» **Directions for this task**
Lines with the word "screenshot" are the ones wanted. Copy each of them from the entries below.

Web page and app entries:
┄┄┄┄┄┄
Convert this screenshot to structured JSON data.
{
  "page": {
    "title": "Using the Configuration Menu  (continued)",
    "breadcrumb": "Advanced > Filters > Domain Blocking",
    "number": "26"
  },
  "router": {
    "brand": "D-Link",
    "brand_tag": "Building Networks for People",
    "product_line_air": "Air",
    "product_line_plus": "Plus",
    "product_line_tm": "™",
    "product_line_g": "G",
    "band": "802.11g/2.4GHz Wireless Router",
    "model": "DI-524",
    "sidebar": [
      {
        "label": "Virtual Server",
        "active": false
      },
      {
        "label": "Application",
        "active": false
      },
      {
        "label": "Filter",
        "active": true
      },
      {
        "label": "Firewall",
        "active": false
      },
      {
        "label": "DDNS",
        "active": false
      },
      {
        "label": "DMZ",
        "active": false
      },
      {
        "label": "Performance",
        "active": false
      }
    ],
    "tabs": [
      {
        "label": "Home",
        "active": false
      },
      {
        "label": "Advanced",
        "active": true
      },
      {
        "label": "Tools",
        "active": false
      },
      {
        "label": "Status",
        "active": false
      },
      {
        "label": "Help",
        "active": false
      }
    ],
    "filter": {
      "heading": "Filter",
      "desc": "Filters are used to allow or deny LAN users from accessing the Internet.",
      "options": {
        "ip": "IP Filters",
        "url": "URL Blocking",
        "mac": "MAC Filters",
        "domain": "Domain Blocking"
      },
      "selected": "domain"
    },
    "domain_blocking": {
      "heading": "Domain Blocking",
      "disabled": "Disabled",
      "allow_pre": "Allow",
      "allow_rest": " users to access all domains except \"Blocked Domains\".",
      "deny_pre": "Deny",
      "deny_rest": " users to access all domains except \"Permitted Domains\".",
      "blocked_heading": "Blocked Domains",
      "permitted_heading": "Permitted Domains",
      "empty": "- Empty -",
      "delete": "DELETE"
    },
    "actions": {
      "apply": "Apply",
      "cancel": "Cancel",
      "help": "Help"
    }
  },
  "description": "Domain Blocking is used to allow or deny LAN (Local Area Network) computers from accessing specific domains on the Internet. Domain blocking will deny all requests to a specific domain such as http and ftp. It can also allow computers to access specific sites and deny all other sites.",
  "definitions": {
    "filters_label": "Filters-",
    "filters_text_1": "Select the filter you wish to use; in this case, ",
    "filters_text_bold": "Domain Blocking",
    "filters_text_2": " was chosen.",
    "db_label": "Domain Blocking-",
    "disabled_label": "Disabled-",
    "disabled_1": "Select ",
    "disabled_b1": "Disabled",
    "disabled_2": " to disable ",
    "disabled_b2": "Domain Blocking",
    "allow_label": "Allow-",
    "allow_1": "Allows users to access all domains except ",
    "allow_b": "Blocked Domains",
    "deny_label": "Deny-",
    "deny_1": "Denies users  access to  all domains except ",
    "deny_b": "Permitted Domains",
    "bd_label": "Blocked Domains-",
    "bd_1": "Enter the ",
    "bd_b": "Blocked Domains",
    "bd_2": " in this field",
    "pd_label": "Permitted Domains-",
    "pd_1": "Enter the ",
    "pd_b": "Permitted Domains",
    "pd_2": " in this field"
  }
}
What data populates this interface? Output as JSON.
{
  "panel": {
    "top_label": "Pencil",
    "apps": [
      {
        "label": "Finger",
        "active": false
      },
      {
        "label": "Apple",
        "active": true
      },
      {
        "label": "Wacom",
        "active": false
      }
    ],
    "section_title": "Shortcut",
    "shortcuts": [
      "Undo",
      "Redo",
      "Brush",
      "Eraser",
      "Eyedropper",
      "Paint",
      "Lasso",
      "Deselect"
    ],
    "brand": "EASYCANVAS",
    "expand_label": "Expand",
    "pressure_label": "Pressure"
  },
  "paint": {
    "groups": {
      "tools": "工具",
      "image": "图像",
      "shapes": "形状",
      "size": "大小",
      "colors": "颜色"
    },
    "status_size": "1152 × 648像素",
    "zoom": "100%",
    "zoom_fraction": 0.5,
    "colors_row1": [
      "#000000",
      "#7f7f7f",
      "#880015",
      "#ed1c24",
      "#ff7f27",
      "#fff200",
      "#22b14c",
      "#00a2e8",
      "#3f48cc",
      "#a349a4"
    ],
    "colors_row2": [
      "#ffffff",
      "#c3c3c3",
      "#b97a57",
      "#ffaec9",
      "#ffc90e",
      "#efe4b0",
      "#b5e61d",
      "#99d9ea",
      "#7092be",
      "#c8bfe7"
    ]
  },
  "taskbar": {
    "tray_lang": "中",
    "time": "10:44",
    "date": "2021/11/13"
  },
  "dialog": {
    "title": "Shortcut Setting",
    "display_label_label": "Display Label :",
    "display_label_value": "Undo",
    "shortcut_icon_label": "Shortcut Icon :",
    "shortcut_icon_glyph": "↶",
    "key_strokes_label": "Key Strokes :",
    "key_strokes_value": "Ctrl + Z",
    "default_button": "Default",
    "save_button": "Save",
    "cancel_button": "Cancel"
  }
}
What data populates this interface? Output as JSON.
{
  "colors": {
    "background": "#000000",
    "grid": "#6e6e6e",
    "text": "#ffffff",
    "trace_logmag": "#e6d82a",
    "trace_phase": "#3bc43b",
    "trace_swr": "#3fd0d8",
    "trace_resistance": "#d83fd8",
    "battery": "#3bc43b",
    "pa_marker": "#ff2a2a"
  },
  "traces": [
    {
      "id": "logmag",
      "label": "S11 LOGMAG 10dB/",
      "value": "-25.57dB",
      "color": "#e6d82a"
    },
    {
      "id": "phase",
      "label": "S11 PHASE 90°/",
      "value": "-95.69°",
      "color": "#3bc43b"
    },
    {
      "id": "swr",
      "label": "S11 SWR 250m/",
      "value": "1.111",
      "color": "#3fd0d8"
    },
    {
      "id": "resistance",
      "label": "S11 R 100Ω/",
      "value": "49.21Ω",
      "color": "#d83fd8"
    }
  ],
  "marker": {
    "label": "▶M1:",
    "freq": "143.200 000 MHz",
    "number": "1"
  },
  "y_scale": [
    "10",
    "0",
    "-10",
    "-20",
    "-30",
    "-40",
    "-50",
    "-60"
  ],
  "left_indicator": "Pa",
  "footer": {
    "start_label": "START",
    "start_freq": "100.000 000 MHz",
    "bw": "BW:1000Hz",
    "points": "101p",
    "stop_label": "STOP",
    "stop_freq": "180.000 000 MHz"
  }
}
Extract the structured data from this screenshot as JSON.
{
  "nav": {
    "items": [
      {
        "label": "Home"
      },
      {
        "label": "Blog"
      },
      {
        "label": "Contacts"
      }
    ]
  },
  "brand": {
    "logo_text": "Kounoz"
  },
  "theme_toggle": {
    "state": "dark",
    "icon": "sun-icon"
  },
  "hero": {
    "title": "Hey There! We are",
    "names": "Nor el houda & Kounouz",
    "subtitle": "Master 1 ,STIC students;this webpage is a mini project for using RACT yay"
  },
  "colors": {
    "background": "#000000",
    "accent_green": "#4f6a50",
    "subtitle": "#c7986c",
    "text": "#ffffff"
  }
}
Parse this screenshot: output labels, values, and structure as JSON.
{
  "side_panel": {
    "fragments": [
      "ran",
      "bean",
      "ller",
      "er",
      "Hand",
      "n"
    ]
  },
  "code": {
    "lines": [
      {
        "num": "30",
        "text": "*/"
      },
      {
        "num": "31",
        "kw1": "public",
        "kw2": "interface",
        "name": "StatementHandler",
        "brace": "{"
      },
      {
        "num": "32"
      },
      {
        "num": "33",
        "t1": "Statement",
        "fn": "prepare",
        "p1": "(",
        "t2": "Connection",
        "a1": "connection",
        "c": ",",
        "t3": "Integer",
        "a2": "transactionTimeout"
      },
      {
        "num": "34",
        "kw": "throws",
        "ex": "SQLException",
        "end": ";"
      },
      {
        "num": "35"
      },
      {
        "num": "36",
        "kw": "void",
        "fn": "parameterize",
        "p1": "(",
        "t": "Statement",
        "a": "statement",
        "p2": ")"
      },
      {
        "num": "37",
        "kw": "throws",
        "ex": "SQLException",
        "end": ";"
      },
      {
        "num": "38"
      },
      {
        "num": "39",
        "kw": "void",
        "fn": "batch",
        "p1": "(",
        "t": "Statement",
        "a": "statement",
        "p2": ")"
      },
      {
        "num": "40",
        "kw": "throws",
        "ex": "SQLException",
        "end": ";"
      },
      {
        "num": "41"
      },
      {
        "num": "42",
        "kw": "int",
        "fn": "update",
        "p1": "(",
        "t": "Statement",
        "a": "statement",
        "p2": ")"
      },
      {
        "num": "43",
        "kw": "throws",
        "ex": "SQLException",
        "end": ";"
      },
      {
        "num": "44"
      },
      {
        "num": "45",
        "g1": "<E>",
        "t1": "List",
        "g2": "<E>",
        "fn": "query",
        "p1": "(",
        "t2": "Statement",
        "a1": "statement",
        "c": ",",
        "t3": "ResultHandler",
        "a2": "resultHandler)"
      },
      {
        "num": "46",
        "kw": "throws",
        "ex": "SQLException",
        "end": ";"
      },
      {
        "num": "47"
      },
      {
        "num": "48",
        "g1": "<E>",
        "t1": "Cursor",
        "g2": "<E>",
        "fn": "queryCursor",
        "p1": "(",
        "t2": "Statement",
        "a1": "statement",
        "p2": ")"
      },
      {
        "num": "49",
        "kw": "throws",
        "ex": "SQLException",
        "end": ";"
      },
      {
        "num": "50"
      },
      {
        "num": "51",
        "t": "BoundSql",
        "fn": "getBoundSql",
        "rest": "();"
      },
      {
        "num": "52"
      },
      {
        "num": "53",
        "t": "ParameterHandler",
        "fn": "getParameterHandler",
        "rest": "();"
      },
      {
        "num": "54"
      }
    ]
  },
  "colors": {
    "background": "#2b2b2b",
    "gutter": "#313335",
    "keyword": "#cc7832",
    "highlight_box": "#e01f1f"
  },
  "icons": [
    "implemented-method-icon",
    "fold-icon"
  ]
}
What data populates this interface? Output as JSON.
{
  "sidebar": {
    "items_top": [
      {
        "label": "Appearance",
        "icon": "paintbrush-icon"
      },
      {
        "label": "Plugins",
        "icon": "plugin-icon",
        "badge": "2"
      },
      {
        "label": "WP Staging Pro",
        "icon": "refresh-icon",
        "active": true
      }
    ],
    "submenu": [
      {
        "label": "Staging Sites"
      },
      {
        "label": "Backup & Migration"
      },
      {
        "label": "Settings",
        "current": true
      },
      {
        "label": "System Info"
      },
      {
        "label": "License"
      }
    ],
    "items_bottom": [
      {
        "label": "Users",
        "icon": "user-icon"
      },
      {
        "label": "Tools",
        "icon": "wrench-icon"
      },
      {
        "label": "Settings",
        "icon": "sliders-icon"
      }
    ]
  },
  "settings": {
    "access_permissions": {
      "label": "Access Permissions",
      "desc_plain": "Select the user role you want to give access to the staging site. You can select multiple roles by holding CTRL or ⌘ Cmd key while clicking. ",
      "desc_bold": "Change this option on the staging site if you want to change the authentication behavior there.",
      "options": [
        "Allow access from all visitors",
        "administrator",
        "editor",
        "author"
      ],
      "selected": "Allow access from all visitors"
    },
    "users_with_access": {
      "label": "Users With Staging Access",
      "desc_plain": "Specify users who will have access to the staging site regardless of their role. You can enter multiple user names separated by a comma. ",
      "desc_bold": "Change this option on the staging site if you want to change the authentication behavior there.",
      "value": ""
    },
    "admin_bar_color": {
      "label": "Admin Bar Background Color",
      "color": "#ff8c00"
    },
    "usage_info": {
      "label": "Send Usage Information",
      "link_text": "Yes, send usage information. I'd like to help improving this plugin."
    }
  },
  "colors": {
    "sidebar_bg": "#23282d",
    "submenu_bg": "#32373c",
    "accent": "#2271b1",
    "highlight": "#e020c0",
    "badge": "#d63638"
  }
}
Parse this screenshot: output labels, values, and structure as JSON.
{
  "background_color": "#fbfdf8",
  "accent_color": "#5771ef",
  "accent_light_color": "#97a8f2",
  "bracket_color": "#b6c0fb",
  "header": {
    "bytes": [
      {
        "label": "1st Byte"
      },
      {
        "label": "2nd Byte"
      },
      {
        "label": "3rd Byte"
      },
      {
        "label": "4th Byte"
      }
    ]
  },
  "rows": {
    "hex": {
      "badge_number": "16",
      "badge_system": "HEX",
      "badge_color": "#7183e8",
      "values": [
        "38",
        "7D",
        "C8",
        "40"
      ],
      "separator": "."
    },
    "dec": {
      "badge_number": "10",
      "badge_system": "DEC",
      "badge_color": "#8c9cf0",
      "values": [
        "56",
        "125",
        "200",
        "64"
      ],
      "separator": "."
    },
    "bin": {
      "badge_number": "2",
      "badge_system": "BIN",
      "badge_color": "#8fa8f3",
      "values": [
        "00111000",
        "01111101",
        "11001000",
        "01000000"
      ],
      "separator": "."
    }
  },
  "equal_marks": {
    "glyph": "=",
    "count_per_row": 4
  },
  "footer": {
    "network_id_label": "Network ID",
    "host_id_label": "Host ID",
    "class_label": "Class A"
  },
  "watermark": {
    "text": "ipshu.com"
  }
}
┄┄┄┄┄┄
» **Reply to the exercise**
Convert this screenshot to structured JSON data.
Extract the structured data from this screenshot as JSON.
Parse this screenshot: output labels, values, and structure as JSON.
Parse this screenshot: output labels, values, and structure as JSON.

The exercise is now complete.